It’s well-known that the waters of business are treacherous to navigate, and many business and professional careers sink beneath the tides of competition. Just about every business exec worth their salt wants every extra edge that they can get, which is why they read a lot of self-help and biography books on how to succeed in business.
If you’re such a business executive, you certainly won’t lack for options regarding books to read. The publishing industry churns out virtually hundreds of business books every year. What’s more, you can go online where you can find millions of articles from self-proclaimed experts.
It’s hard to separate the good articles from the bad, but it helps if the articles you read are written by actual experts with data backed by research. Your best source is to use the excellent Google Scholar search engine, where you can find more than 160 million academic articles and papers. Among these articles, these 5 papers can help you in various aspects of a business:
“Business Models, Business Strategy and Innovation” by David Teece
If you’re looking for advice on business management, this is what you need to read. Teece explains the relationship between business models and innovation. Here he shows how even the most superior technological creations can fail to create a thriving business simply because the business model wasn’t designed logically. The proper model, he argues, must factor in the business ecosystem and how it will change over time. Read it here.
“Undervalued or Overvalued Customers: Capturing Total Customer Engagement Value,” by Vivek Kumar, Lerzan Aksoy, Bas Donkers, Rajkumar Venkatesan, Thorsten Wiesel, and Sebastian Tillmanns
Marketing professionals will find this research paper useful when dealing with the concept of customer lifetime value (CLV). Usually, this concept denotes the amount that the business can earn from its customers during their entire transactional relationship. But here, its meaning is expanded to include value aspects that go beyond just monetary. They propose the concept of customer engagement value (CEV) that’s more comprehensive and more accurate, as it also takes into account the buying behavior, knowledge, influence, and referrals of these customers. Read it here.
“The Capital Structure Puzzle,” by Stewart Myers
If you’re looking for venture funding for your new business, you may want to read this article first. Here Myers warns that equity should be your last funding resort when there’s no other option available for you. He argues that you’re better off using retained earnings or even your own savings to finance your startup operations. This option will eventually cost you much less than being indebted to gain funding, and that’s because giving away a percentage of your new company will cost you a lot more over the long term. Read it here.

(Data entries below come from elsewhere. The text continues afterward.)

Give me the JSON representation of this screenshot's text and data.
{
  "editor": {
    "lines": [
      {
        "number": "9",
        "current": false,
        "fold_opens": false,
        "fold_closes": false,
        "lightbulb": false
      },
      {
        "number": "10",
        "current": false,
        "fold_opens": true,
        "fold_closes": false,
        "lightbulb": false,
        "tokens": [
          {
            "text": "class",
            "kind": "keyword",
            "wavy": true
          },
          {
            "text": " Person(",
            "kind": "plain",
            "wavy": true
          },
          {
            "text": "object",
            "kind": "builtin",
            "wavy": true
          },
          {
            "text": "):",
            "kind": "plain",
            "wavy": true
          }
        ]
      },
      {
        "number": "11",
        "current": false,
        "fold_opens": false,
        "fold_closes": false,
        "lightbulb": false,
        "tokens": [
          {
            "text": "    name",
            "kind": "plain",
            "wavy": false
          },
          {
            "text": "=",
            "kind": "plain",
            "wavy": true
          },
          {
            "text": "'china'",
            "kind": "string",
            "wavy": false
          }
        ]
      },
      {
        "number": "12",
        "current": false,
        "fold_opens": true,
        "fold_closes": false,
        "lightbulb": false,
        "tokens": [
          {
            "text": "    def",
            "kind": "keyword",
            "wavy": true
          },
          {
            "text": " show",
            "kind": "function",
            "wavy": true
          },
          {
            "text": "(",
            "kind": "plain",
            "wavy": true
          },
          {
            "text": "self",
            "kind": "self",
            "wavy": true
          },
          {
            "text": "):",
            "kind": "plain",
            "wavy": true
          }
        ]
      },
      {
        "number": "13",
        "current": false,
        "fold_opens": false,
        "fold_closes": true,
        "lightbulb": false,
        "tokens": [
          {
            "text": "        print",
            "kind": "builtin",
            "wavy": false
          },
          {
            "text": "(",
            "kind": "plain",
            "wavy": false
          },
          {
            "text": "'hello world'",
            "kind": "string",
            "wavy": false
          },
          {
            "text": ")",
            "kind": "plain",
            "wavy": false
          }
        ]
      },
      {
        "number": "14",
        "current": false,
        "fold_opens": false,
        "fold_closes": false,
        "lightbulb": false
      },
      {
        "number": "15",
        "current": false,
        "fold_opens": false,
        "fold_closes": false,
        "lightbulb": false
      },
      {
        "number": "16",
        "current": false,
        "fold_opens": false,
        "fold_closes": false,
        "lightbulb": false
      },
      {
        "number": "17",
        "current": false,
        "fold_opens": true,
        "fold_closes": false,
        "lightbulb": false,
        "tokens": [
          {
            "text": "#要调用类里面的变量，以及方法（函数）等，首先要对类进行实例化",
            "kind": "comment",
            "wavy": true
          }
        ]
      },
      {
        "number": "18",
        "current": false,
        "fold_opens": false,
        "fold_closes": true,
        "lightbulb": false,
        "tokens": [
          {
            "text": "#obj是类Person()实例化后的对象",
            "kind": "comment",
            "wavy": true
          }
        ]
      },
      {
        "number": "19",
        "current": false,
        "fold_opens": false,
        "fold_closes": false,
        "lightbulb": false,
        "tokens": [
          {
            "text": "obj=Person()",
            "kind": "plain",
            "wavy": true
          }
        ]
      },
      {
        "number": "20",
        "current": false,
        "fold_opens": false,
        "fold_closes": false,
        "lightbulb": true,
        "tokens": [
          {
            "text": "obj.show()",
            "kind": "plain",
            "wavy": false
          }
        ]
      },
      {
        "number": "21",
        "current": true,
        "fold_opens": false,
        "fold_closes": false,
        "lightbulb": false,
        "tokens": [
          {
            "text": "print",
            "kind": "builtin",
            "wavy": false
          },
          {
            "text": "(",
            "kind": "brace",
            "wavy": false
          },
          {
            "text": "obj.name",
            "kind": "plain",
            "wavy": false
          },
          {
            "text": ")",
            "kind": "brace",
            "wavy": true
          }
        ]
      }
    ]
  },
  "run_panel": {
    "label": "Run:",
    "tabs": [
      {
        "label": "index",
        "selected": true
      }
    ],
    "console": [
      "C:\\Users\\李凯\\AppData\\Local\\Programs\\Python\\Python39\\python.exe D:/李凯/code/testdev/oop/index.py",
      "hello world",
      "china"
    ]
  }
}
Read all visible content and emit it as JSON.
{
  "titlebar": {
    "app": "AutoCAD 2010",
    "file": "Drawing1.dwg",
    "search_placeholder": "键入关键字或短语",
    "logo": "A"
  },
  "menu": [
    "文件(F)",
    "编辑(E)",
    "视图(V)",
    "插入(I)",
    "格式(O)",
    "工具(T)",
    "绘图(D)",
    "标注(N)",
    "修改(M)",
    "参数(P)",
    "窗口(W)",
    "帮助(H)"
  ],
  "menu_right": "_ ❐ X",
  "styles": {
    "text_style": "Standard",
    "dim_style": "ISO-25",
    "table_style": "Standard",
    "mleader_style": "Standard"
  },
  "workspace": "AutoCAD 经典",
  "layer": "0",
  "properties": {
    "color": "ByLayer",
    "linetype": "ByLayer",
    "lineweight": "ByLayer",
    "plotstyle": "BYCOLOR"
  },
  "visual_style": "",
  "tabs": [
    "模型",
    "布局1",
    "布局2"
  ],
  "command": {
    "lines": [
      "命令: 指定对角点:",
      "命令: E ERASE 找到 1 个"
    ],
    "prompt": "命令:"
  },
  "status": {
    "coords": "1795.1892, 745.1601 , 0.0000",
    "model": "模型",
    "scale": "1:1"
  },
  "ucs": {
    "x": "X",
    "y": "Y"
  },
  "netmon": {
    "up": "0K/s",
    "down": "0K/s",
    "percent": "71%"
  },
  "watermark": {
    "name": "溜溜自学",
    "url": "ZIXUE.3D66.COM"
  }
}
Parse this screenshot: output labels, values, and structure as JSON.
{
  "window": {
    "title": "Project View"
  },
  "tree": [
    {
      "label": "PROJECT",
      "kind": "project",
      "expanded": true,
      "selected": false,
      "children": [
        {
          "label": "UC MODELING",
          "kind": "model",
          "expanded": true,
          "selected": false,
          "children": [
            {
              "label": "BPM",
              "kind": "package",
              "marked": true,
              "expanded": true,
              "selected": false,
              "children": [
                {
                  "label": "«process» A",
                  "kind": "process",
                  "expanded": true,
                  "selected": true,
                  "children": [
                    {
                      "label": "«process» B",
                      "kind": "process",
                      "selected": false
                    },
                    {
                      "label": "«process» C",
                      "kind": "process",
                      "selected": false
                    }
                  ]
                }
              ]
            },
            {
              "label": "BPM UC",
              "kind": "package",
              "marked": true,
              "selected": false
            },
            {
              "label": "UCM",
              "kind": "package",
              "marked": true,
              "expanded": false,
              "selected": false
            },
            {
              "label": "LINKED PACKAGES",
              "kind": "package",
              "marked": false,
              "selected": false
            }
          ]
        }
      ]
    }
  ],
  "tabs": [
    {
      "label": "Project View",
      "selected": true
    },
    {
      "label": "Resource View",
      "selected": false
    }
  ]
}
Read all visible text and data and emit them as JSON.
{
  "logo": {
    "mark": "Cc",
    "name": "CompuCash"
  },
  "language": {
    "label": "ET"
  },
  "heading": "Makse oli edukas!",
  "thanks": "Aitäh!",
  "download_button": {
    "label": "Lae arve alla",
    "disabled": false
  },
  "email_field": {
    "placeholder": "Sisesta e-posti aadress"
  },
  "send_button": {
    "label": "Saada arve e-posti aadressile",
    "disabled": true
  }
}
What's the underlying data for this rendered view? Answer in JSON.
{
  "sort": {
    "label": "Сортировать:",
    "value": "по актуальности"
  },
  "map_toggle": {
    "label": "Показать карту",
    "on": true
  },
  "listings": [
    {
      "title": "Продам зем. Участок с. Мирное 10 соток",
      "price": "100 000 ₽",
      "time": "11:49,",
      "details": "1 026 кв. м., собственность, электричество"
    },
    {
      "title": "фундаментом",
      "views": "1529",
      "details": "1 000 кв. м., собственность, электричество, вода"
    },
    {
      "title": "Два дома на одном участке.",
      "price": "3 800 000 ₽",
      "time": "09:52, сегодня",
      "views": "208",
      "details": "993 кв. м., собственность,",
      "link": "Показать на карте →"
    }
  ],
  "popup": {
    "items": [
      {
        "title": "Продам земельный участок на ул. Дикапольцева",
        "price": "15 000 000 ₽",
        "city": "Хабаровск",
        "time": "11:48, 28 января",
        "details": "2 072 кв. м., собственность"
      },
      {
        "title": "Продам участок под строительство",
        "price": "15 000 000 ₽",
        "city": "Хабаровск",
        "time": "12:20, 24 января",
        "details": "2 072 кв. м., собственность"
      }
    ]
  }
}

“Cognitive Mechanisms in Entrepreneurship: Why and When Entrepreneurs Think Differently Than Other People,” by Robert Barona
If you wish to make better decisions as an entrepreneur, you should read this guide so that you can avoid future mistakes. Here Barona lists down the various types of biases and mental errors that can affect many startup founders. Read it here.
“Improving New Venture Performance: The Role of Strategy, Industry Structure, and the Entrepreneur,” by William Sandberg and Charles Hofer
This article says that there are 3 factors that affect the performance of your new venture. These factors are the entrepreneur, the industry structure, and business strategies. The authors of the article argue that instead of being good in all these factors, you can gain a much larger edge by specializing and being great in just one of these factors instead. Read it here.
All these academic papers were meticulously researched, and written by experts with impeccable academic backgrounds. You may want to set aside the advice of well-meaning experts for a while and listen to facts backed by actual study and science.